Records supplied
»»

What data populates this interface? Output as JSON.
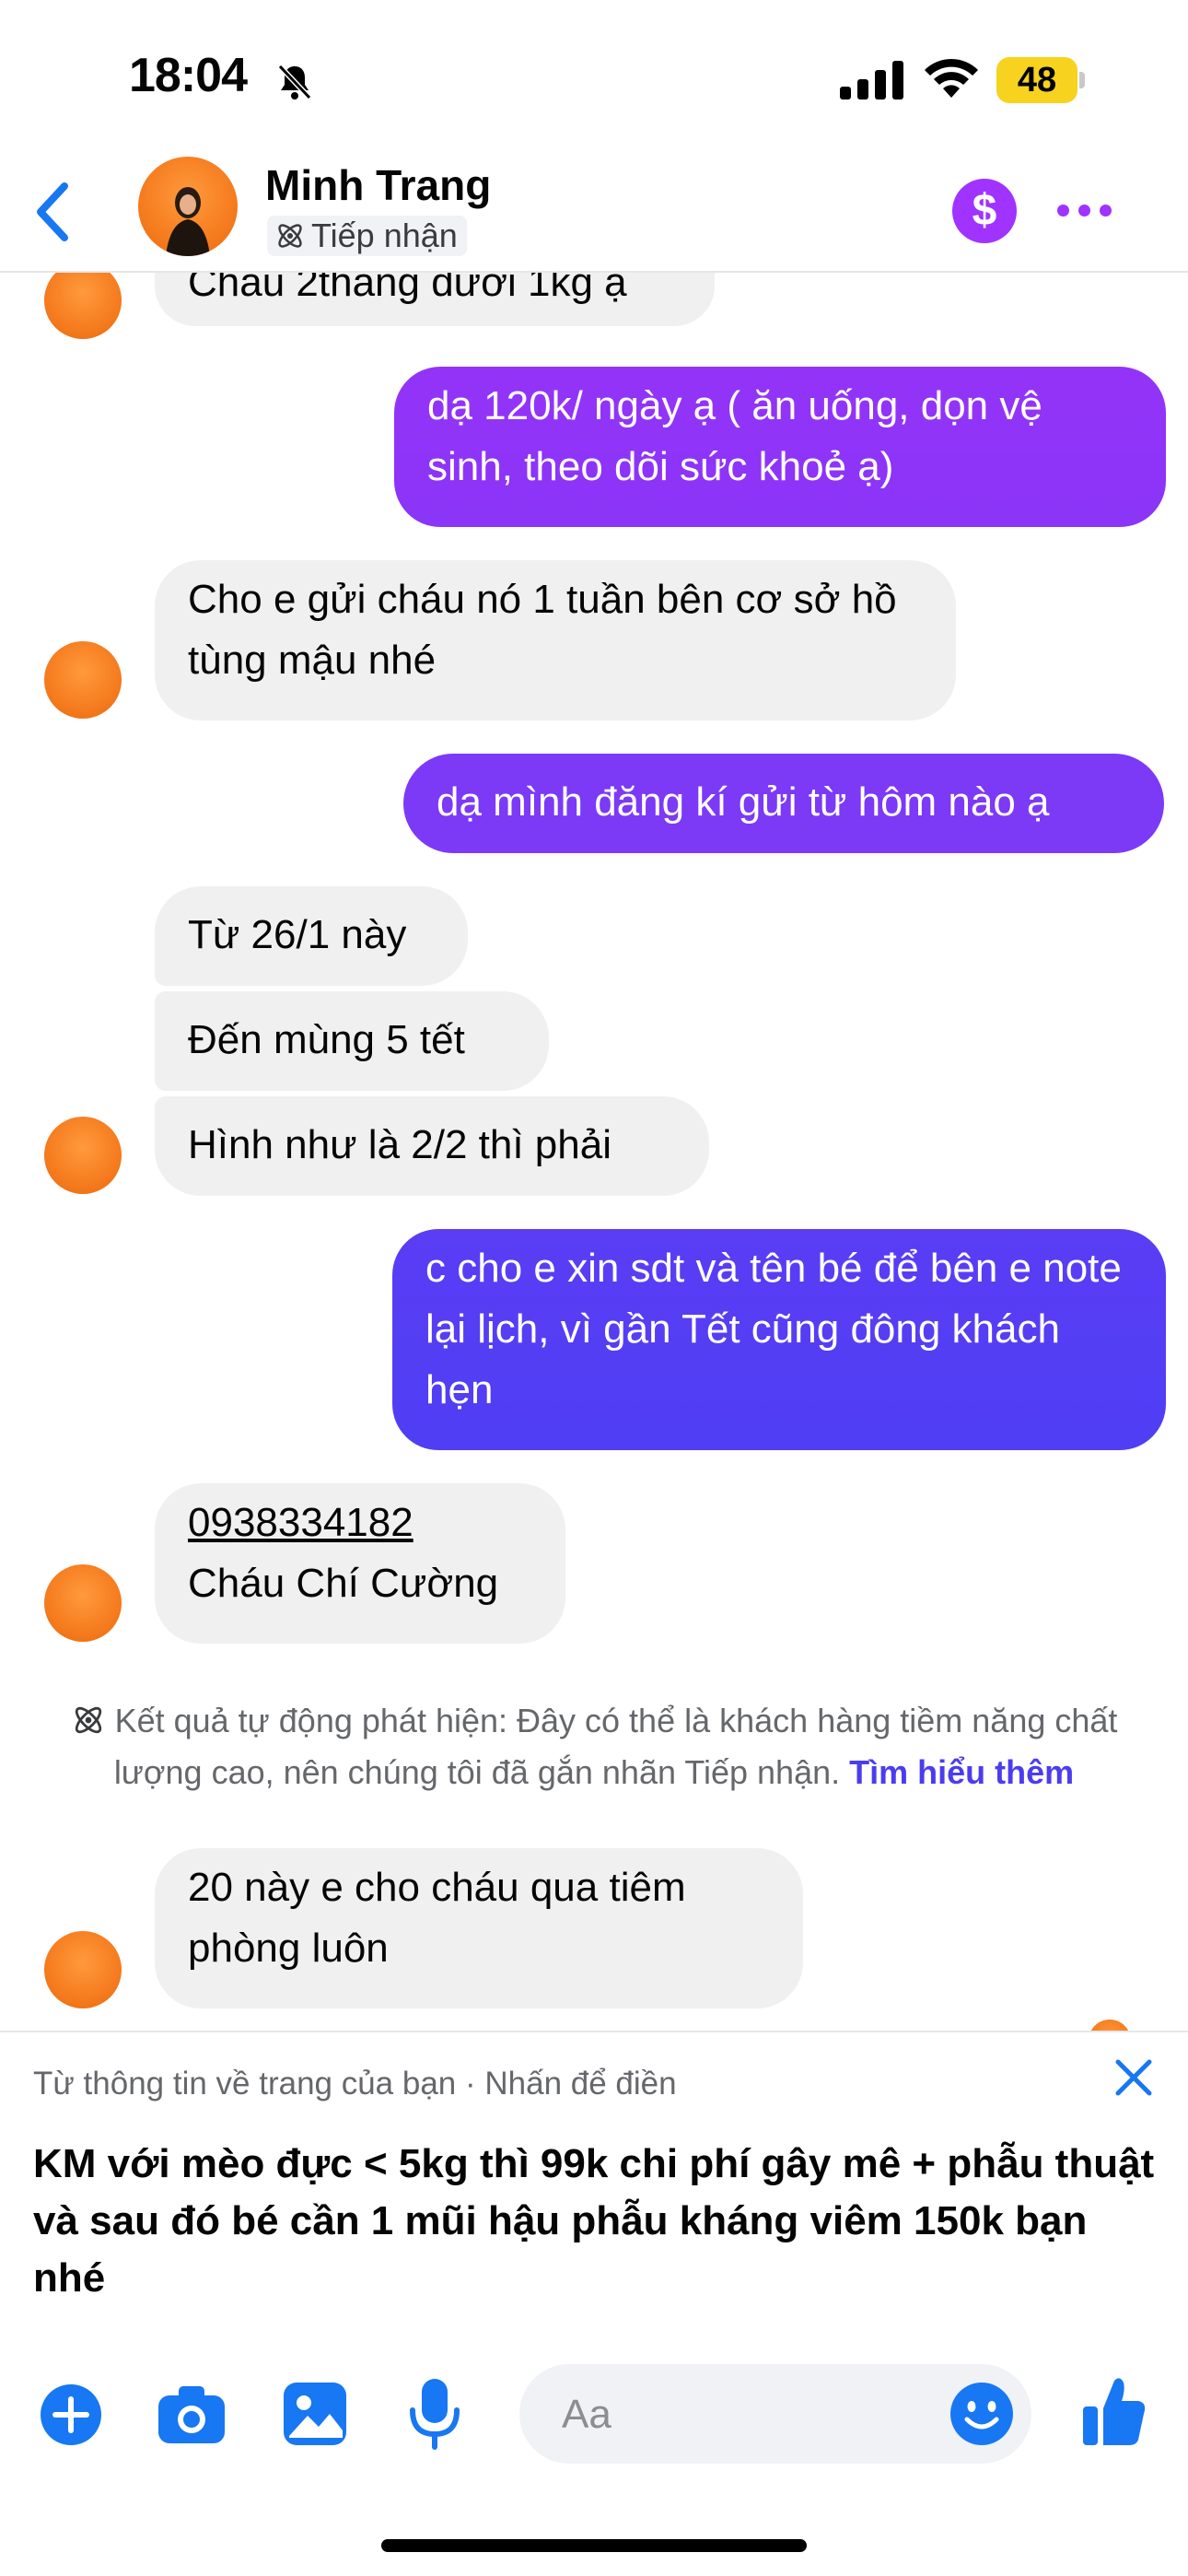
{
  "status_bar": {
    "time": "18:04",
    "battery": "48"
  },
  "header": {
    "name": "Minh Trang",
    "tag": "Tiếp nhận"
  },
  "messages": {
    "m1": "Cháu 2tháng dưới 1kg ạ",
    "m2": "dạ 120k/ ngày ạ ( ăn uống, dọn vệ sinh, theo dõi sức khoẻ ạ)",
    "m3": "Cho e gửi cháu nó 1 tuần bên cơ sở hồ tùng mậu nhé",
    "m4": "dạ mình đăng kí gửi từ hôm nào ạ",
    "m5": "Từ 26/1 này",
    "m6": "Đến mùng 5 tết",
    "m7": "Hình như là 2/2 thì phải",
    "m8": "c cho e xin sdt và tên bé để bên e note lại lịch, vì gần Tết cũng đông khách hẹn",
    "m9_phone": "0938334182",
    "m9_name": "Cháu Chí Cường",
    "m10": "20 này e cho cháu qua tiêm phòng luôn"
  },
  "notice": {
    "text": "Kết quả tự động phát hiện: Đây có thể là khách hàng tiềm năng chất lượng cao, nên chúng tôi đã gắn nhãn Tiếp nhận.",
    "link": "Tìm hiểu thêm"
  },
  "suggestion": {
    "caption": "Từ thông tin về trang của bạn · Nhấn để điền",
    "text": "KM với mèo đực < 5kg thì 99k chi phí gây mê + phẫu thuật và sau đó bé cần 1 mũi hậu phẫu kháng viêm 150k bạn nhé"
  },
  "composer": {
    "placeholder": "Aa"
  },
  "colors": {
    "accent": "#a033ff",
    "outgoing_top": "#9134f7",
    "outgoing_bottom": "#5b3cf5",
    "incoming": "#f0f0f0",
    "messenger_blue": "#1877f2"
  }
}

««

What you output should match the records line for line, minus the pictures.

What data populates this interface? Output as JSON.
{
  "status_bar": {
    "time": "18:04",
    "battery": "48"
  },
  "header": {
    "name": "Minh Trang",
    "tag": "Tiếp nhận"
  },
  "messages": {
    "m1": "Cháu 2tháng dưới 1kg ạ",
    "m2": "dạ 120k/ ngày ạ ( ăn uống, dọn vệ sinh, theo dõi sức khoẻ ạ)",
    "m3": "Cho e gửi cháu nó 1 tuần bên cơ sở hồ tùng mậu nhé",
    "m4": "dạ mình đăng kí gửi từ hôm nào ạ",
    "m5": "Từ 26/1 này",
    "m6": "Đến mùng 5 tết",
    "m7": "Hình như là 2/2 thì phải",
    "m8": "c cho e xin sdt và tên bé để bên e note lại lịch, vì gần Tết cũng đông khách hẹn",
    "m9_phone": "0938334182",
    "m9_name": "Cháu Chí Cường",
    "m10": "20 này e cho cháu qua tiêm phòng luôn"
  },
  "notice": {
    "text": "Kết quả tự động phát hiện: Đây có thể là khách hàng tiềm năng chất lượng cao, nên chúng tôi đã gắn nhãn Tiếp nhận.",
    "link": "Tìm hiểu thêm"
  },
  "suggestion": {
    "caption": "Từ thông tin về trang của bạn · Nhấn để điền",
    "text": "KM với mèo đực < 5kg thì 99k chi phí gây mê + phẫu thuật và sau đó bé cần 1 mũi hậu phẫu kháng viêm 150k bạn nhé"
  },
  "composer": {
    "placeholder": "Aa"
  },
  "colors": {
    "accent": "#a033ff",
    "outgoing_top": "#9134f7",
    "outgoing_bottom": "#5b3cf5",
    "incoming": "#f0f0f0",
    "messenger_blue": "#1877f2"
  }
}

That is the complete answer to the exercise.